AIM OF THE EXERCISE — Please return every line below that contains the string "Edge".

*** DATA RECORDS

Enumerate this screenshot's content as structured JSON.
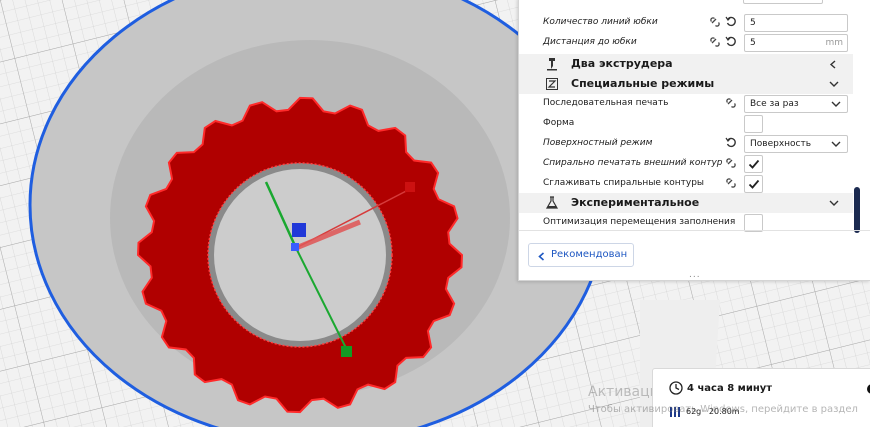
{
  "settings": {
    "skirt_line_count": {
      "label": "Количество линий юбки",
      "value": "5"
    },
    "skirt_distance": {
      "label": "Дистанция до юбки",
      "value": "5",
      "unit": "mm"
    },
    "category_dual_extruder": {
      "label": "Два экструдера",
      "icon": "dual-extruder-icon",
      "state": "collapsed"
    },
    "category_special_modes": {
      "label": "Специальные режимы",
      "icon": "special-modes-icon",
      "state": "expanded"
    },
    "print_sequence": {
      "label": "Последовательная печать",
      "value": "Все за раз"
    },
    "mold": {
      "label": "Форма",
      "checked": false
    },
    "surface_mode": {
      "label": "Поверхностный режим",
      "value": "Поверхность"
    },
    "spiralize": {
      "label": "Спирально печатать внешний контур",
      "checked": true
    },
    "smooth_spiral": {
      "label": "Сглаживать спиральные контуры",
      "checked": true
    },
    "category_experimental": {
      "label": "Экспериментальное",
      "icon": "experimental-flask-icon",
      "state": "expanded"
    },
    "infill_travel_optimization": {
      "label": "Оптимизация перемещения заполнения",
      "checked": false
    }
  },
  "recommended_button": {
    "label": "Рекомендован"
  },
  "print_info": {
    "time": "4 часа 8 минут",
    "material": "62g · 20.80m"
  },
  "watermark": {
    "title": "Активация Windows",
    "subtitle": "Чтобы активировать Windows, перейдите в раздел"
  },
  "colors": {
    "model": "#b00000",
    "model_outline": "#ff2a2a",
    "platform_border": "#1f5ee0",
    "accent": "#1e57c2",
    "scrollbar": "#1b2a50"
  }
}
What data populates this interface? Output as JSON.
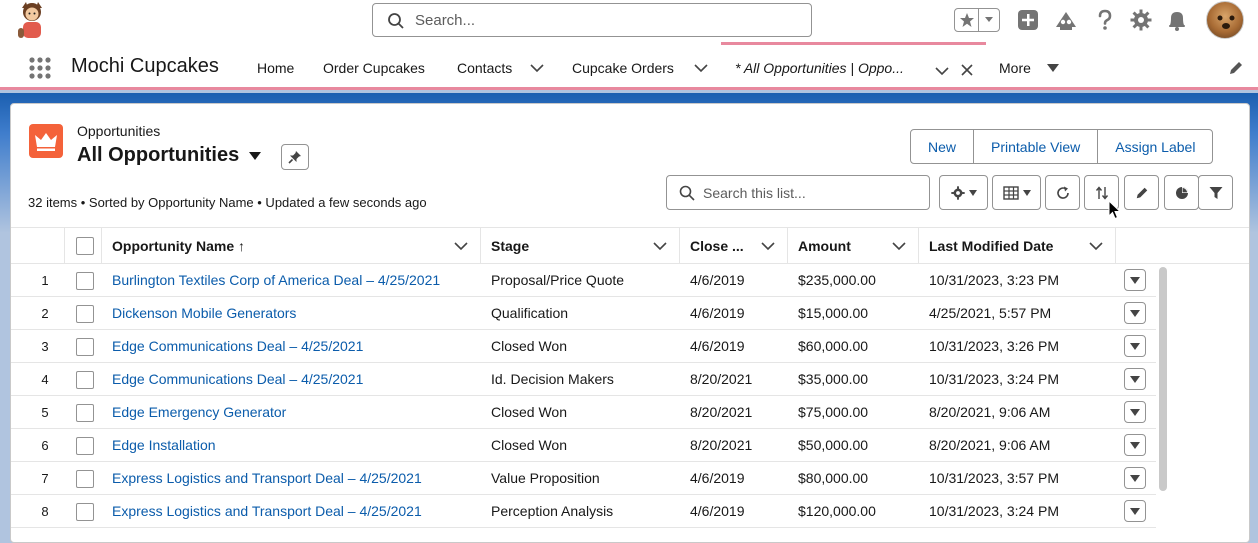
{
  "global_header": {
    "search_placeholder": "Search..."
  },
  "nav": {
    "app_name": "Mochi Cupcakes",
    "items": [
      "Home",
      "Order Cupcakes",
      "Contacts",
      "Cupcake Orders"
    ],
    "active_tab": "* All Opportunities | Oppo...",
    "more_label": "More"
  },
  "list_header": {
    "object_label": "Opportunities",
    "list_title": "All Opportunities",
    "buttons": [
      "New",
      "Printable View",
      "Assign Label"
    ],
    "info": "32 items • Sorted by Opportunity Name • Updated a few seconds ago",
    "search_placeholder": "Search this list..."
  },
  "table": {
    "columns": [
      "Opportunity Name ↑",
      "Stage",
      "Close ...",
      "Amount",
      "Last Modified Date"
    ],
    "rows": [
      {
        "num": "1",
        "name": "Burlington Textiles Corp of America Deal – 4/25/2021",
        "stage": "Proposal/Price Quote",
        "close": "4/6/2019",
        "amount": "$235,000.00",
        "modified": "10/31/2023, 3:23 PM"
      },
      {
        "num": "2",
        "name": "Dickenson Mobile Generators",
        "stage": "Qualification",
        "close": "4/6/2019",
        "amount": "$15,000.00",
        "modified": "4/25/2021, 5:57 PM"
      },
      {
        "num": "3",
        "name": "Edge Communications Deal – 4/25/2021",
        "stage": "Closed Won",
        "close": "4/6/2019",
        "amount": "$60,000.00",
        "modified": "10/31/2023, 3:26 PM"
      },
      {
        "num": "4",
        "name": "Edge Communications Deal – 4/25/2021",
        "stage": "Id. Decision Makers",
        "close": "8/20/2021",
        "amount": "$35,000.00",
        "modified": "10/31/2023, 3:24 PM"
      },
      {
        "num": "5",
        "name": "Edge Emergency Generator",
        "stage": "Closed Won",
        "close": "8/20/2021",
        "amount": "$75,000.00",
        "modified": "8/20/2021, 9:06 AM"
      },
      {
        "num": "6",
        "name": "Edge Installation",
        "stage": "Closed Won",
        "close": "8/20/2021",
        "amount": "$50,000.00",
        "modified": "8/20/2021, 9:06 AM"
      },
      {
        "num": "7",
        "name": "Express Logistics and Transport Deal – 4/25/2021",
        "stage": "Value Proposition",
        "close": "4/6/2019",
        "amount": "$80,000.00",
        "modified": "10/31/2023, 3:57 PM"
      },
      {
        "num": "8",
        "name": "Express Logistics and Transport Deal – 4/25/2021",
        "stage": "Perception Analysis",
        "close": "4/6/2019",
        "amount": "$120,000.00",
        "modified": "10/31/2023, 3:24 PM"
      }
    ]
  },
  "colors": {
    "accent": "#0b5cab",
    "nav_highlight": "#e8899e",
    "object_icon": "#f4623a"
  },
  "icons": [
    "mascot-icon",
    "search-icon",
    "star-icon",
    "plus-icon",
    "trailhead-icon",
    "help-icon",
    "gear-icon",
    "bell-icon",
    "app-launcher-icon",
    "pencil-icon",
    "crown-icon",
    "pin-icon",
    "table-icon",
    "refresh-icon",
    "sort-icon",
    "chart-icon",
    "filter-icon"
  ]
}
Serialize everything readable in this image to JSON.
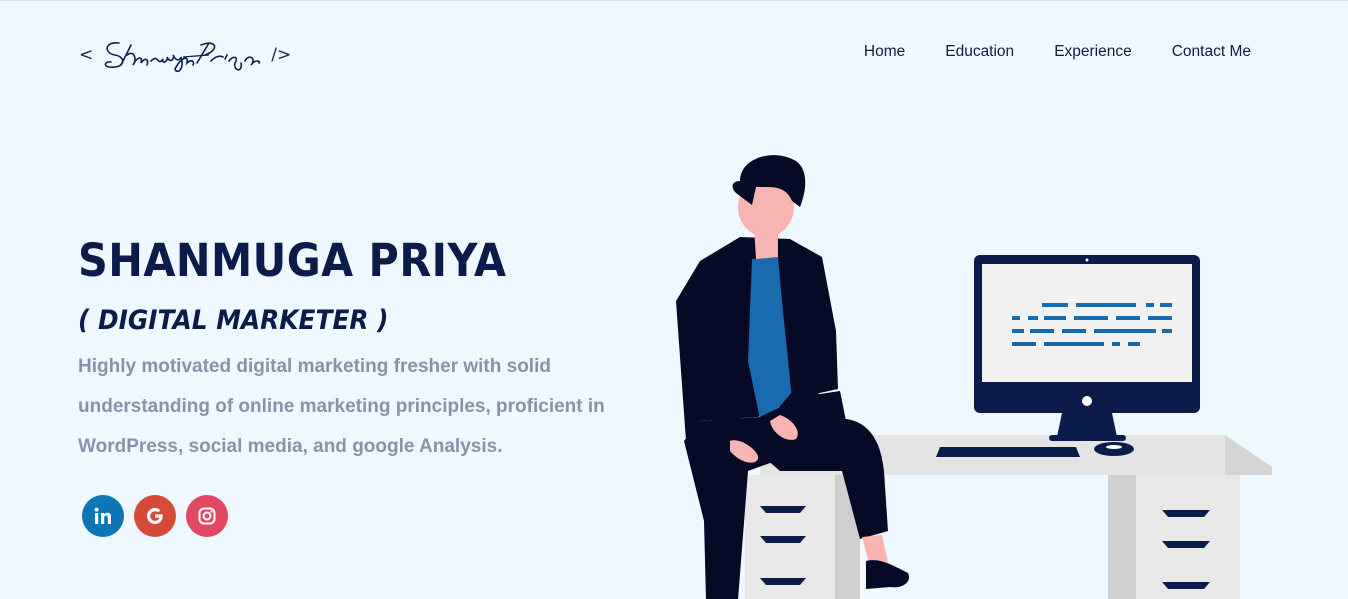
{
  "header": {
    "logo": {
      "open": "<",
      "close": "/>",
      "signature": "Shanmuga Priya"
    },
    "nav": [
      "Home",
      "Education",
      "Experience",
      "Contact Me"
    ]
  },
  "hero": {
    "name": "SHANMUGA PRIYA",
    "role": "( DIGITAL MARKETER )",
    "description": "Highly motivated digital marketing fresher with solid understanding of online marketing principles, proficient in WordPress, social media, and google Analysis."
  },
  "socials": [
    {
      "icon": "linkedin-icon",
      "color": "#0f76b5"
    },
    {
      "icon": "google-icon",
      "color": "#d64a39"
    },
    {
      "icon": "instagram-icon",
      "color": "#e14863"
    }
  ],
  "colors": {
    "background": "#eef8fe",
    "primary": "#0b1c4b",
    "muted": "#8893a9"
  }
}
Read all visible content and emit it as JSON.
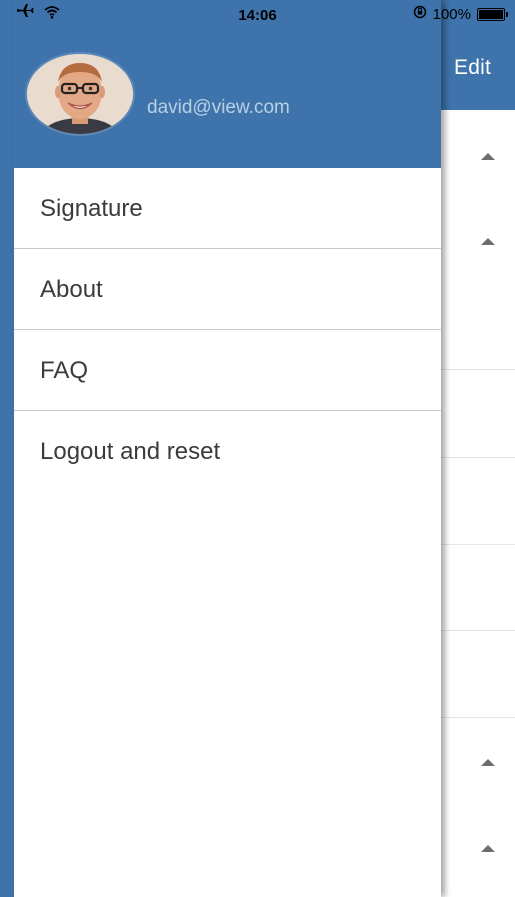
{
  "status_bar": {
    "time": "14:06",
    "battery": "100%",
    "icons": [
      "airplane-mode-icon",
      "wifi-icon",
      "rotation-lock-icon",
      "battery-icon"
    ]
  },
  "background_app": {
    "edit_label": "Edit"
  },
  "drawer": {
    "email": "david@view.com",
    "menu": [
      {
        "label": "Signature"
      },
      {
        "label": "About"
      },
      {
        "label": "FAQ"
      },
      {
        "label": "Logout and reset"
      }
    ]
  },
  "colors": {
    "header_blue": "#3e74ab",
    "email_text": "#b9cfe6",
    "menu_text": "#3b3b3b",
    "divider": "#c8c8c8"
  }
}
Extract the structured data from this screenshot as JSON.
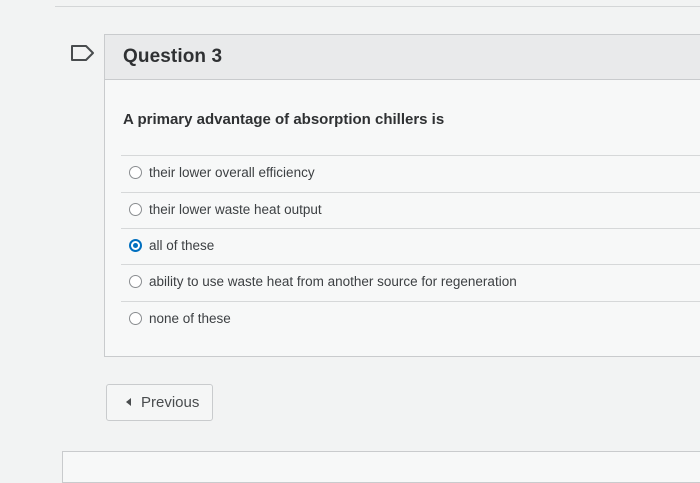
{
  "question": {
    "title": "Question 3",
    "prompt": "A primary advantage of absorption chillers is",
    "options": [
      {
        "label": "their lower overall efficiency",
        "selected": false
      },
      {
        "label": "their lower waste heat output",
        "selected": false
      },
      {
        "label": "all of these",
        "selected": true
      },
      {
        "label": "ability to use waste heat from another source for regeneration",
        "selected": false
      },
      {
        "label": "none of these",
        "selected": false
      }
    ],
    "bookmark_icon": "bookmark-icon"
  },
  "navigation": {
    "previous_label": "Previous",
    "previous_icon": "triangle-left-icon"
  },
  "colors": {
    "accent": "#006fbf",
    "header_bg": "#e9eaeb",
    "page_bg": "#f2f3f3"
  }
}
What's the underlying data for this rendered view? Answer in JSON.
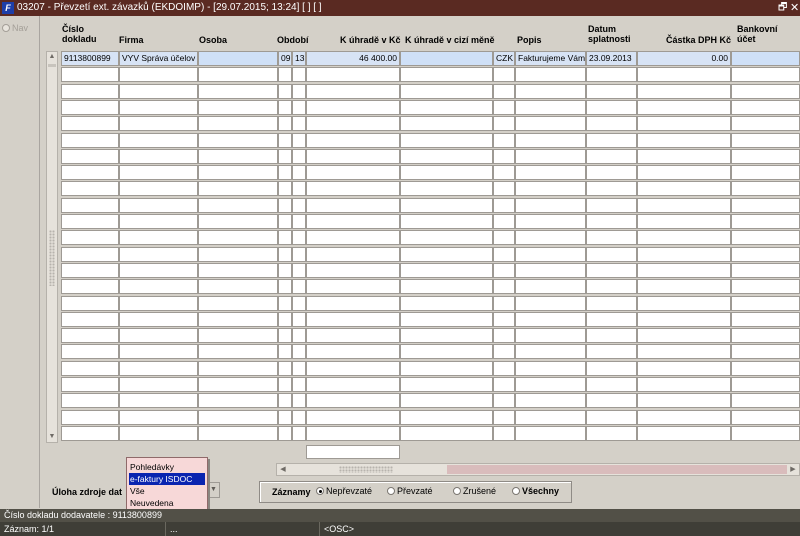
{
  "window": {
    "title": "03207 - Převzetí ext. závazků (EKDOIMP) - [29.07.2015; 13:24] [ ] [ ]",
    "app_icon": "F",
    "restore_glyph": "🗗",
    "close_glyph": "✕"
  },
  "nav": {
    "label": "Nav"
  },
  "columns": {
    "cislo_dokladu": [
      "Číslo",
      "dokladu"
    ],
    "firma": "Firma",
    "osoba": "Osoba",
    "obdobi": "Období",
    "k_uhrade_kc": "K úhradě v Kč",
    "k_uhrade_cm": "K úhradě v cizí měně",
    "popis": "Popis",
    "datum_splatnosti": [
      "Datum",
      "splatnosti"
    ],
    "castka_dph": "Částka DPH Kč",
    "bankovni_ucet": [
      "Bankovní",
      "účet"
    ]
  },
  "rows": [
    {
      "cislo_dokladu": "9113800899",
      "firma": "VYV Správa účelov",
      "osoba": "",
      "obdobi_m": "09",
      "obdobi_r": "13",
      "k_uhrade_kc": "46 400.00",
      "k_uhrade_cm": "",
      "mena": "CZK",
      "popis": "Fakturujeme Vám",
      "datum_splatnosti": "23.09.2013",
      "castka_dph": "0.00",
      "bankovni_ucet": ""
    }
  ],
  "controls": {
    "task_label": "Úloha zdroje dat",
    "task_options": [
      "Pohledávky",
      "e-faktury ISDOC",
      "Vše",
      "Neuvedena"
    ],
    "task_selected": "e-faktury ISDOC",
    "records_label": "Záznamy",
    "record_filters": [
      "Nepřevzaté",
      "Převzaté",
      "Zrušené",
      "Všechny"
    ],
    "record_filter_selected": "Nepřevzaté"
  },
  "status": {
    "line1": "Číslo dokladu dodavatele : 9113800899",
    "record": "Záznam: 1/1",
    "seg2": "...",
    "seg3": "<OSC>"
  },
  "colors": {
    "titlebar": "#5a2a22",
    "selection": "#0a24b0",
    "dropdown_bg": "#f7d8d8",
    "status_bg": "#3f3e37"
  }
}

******

EXERCISE ANSWER —
        "name": "Edge Communications Deal – 4/25/2021",
        "name": "Edge Communications Deal – 4/25/2021",
        "name": "Edge Emergency Generator",
        "name": "Edge Installation",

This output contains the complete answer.